== GIVEN DATA ==
----------------

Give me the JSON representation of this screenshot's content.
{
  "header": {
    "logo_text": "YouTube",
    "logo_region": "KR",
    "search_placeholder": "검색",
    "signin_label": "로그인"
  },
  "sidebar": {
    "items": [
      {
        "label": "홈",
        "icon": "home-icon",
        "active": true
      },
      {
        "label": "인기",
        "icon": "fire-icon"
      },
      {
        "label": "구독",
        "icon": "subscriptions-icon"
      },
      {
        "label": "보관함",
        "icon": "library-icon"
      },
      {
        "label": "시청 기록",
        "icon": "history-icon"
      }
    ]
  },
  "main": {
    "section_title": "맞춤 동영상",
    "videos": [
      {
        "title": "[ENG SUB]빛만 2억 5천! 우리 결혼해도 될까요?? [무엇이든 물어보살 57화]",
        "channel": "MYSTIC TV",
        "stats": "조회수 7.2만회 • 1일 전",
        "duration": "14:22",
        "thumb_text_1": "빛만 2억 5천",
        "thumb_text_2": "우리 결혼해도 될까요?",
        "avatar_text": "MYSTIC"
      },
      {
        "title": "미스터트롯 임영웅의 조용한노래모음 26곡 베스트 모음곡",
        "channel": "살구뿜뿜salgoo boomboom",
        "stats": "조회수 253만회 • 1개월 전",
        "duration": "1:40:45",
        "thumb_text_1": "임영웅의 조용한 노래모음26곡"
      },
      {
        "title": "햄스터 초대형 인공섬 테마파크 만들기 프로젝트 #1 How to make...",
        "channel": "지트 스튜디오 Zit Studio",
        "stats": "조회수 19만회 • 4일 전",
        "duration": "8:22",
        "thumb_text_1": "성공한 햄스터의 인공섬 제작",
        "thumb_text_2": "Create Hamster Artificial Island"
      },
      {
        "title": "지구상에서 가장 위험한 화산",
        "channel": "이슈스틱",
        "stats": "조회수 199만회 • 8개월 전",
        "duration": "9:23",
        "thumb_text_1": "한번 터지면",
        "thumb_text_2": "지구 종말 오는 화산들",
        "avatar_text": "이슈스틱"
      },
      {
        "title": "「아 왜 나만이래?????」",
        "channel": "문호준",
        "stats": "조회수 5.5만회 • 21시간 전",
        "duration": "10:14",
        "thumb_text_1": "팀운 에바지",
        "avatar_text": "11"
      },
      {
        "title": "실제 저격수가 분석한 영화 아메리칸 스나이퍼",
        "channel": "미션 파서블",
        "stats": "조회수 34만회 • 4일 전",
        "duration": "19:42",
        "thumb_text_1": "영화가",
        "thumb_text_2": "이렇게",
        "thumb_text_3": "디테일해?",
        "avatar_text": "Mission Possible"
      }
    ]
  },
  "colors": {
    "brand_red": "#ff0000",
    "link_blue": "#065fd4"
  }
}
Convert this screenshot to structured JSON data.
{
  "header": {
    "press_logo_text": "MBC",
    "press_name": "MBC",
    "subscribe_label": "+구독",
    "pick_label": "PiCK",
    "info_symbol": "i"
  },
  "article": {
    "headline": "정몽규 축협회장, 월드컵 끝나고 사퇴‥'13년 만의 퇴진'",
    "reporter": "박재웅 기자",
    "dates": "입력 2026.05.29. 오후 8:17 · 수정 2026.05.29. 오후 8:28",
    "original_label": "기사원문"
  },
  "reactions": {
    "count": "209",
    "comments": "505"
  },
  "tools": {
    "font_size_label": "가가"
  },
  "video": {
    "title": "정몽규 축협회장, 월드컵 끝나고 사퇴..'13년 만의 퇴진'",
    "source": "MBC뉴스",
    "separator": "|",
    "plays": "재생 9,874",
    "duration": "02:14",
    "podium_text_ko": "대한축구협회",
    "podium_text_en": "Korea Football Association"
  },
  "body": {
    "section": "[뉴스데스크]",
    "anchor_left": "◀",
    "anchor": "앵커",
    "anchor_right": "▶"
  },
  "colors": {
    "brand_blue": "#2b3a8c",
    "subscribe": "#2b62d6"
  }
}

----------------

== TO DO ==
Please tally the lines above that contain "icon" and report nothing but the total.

== SOLUTION TO THIS EXERCISE ==
5